Although Streak bowled with admirable control and there was some belated resistance on the third afternoon, too many of Zimbabwe's players lacked method or gumption, or both. England took comprehensive advantage, and although there was a puncture in the middle of their innings, it was painlessly repaired, and they sent Zimbabwe to their ninth consecutive Test defeat.
For England, Richard Johnson made his debut in place of the injured Hoggard, nine years after first entering the national consciousness by taking ten wickets in an innings for Middlesex. His analysis here was eye-catching too, if not quite as spectacular, and he instantly found a good length and some accurate inswing. Helped by two wickets in his first over, he followed Anderson at Lord's in claiming a five-wicket haul in his first Test. His eventual figures of six for 33 were the sixth-best by an Englishman on Test debut.
On a pitch as low and slow as expected, only Butcher in the England top order looked fluent, and when Hondo produced a golden spell on the first afternoon to take three wickets in 11 balls, England were in a spot of trouble at 156 for five. They were eased calmly out of it by Stewart and McGrath, whose partnership of 149 equalled the record for any England wicket against Zimbabwe. The calls for Stewart to be jettisoned had, if anything, grown louder since the victory at Lord's. He responded with clean-cut defiance, as might have been expected. Each of his 11 fours seemed to be designed to make his point, while his 68 lifted his Test aggregate to 8,281 runs, ahead of David Gower (8,231) and behind only Graham Gooch (8,900) on England's all-time list.

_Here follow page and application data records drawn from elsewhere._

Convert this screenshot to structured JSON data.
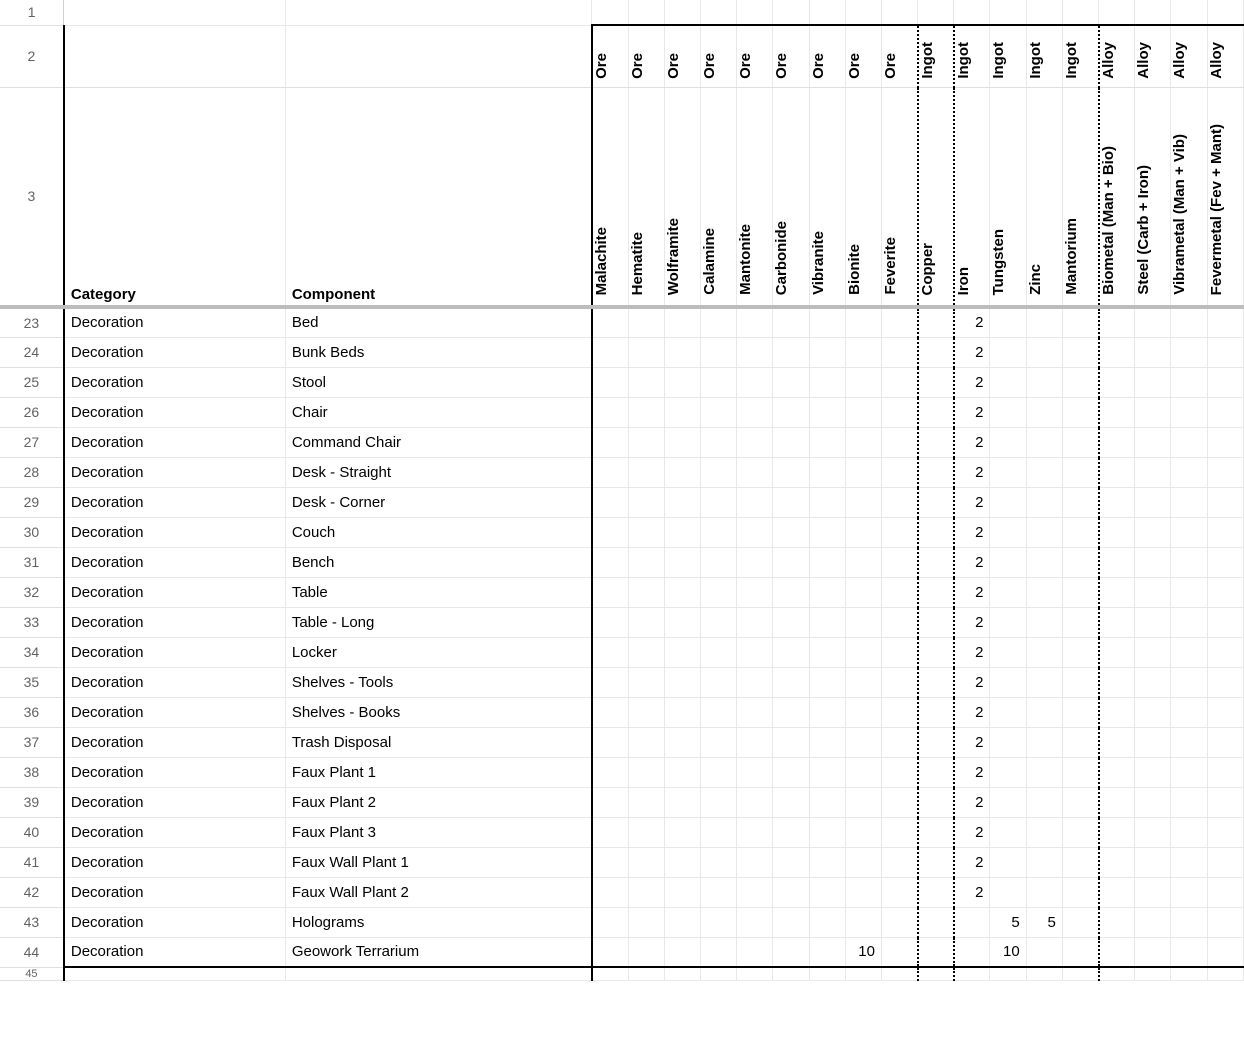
{
  "headers": {
    "category_label": "Category",
    "component_label": "Component"
  },
  "material_types": [
    "Ore",
    "Ore",
    "Ore",
    "Ore",
    "Ore",
    "Ore",
    "Ore",
    "Ore",
    "Ore",
    "Ingot",
    "Ingot",
    "Ingot",
    "Ingot",
    "Ingot",
    "Alloy",
    "Alloy",
    "Alloy",
    "Alloy"
  ],
  "material_names": [
    "Malachite",
    "Hematite",
    "Wolframite",
    "Calamine",
    "Mantonite",
    "Carbonide",
    "Vibranite",
    "Bionite",
    "Feverite",
    "Copper",
    "Iron",
    "Tungsten",
    "Zinc",
    "Mantorium",
    "Biometal (Man + Bio)",
    "Steel (Carb + Iron)",
    "Vibrametal (Man + Vib)",
    "Fevermetal (Fev + Mant)"
  ],
  "row_numbers": [
    23,
    24,
    25,
    26,
    27,
    28,
    29,
    30,
    31,
    32,
    33,
    34,
    35,
    36,
    37,
    38,
    39,
    40,
    41,
    42,
    43,
    44
  ],
  "rows": [
    {
      "category": "Decoration",
      "component": "Bed",
      "values": {
        "Iron": 2
      }
    },
    {
      "category": "Decoration",
      "component": "Bunk Beds",
      "values": {
        "Iron": 2
      }
    },
    {
      "category": "Decoration",
      "component": "Stool",
      "values": {
        "Iron": 2
      }
    },
    {
      "category": "Decoration",
      "component": "Chair",
      "values": {
        "Iron": 2
      }
    },
    {
      "category": "Decoration",
      "component": "Command Chair",
      "values": {
        "Iron": 2
      }
    },
    {
      "category": "Decoration",
      "component": "Desk - Straight",
      "values": {
        "Iron": 2
      }
    },
    {
      "category": "Decoration",
      "component": "Desk - Corner",
      "values": {
        "Iron": 2
      }
    },
    {
      "category": "Decoration",
      "component": "Couch",
      "values": {
        "Iron": 2
      }
    },
    {
      "category": "Decoration",
      "component": "Bench",
      "values": {
        "Iron": 2
      }
    },
    {
      "category": "Decoration",
      "component": "Table",
      "values": {
        "Iron": 2
      }
    },
    {
      "category": "Decoration",
      "component": "Table - Long",
      "values": {
        "Iron": 2
      }
    },
    {
      "category": "Decoration",
      "component": "Locker",
      "values": {
        "Iron": 2
      }
    },
    {
      "category": "Decoration",
      "component": "Shelves - Tools",
      "values": {
        "Iron": 2
      }
    },
    {
      "category": "Decoration",
      "component": "Shelves - Books",
      "values": {
        "Iron": 2
      }
    },
    {
      "category": "Decoration",
      "component": "Trash Disposal",
      "values": {
        "Iron": 2
      }
    },
    {
      "category": "Decoration",
      "component": "Faux Plant 1",
      "values": {
        "Iron": 2
      }
    },
    {
      "category": "Decoration",
      "component": "Faux Plant 2",
      "values": {
        "Iron": 2
      }
    },
    {
      "category": "Decoration",
      "component": "Faux Plant 3",
      "values": {
        "Iron": 2
      }
    },
    {
      "category": "Decoration",
      "component": "Faux Wall Plant 1",
      "values": {
        "Iron": 2
      }
    },
    {
      "category": "Decoration",
      "component": "Faux Wall Plant 2",
      "values": {
        "Iron": 2
      }
    },
    {
      "category": "Decoration",
      "component": "Holograms",
      "values": {
        "Tungsten": 5,
        "Zinc": 5
      }
    },
    {
      "category": "Decoration",
      "component": "Geowork Terrarium",
      "values": {
        "Bionite": 10,
        "Tungsten": 10
      }
    }
  ],
  "extra_row_number": 45
}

Meanwhile, McGrath again looked at home by making his second half-century in his second Test. He was playing well enough to make the Riverside's first Test hundred when he pushed at one away from his body. With Giles also making a second consecutive fifty and Johnson enjoying himself, England's last five wickets contributed 260.
But when Johnson's name was announced in the field, the spectators greeted his introduction silently: they wanted the local boy, Harmison, to share the new ball. The equivalent of just over a session later, Johnson was accorded a hero's return. His first ball in Test cricket was a menacing yorker that almost sneaked through. Before the over was out, however, he was on a hat-trick. Vermeulen misjudged an in-swinger and Carlisle was understandably beaten by another brutal yorker. Only Taibu displayed any semblance of purpose. There were seven lbws, a Test record for a single innings; the technology did suggest some umpiring errors, but the lack of batting proficiency against persistent bowling was more culpable.

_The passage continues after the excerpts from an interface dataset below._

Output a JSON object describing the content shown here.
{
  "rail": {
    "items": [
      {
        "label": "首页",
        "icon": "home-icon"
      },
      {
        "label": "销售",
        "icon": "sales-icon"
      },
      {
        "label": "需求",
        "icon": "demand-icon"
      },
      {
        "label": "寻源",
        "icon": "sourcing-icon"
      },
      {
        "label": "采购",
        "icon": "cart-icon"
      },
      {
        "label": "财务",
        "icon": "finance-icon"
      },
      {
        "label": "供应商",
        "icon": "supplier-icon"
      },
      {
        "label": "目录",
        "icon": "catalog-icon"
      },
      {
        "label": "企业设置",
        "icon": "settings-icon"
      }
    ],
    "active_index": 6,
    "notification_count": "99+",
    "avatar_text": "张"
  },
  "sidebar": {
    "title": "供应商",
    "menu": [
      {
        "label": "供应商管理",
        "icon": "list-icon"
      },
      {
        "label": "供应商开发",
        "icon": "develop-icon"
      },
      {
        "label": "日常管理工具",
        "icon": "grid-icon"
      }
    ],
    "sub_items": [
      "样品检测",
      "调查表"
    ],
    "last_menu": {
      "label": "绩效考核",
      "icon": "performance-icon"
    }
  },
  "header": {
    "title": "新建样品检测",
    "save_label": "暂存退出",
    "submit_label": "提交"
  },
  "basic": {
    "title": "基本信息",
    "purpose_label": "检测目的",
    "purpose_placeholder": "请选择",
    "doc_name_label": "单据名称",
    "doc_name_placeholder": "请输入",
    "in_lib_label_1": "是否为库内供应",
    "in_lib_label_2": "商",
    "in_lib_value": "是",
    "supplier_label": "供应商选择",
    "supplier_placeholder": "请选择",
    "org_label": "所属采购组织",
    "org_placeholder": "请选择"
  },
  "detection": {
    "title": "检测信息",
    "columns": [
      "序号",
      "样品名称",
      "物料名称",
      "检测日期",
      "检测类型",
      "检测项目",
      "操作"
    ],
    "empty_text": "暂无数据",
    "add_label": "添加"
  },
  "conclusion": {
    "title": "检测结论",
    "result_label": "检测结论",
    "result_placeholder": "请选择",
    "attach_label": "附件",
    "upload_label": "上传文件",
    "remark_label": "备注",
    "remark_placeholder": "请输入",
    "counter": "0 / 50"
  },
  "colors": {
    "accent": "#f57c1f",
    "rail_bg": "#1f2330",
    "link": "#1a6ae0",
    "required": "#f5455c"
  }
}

Zimbabwe could hardly do worse in following on and in the event gave a capacity third-day crowd the best of both worlds. The entertainment, comprising Zimbabwean resistance and inevitable English victory, went on into the late afternoon. Ebrahim concentrated fiercely and made a half-century, while Friend indulged in some unfettered hitting towards the end.
Anderson, who seemed like an old hand in his second Test, was given every opportunity by Hussain to take another five-wicket haul. He was denied by Harmison who, to the delight of the crowd, finished off the match and the series by bouncing out Price and yorking Hondo. For the first time since the 1985 Ashes, England had won successive Tests by an innings. It was a happy omen for future Tests here. Unlike the last new ground - Bramall Lane, Sheffield, used in 1902 but never again - the Riverside looked here to stay.
Man of the Match: R. L. Johnson. Attendance: 25,878; receipts £569,159.
Men of the Series: England - M. A. Butcher; Zimbabwe - H. H. Streak.
Close of play: First day, England 298-5 (Stewart 67, McGrath 68); Second day, Zimbabwe 41-1 (Ebrahim 22, Carlisle 19).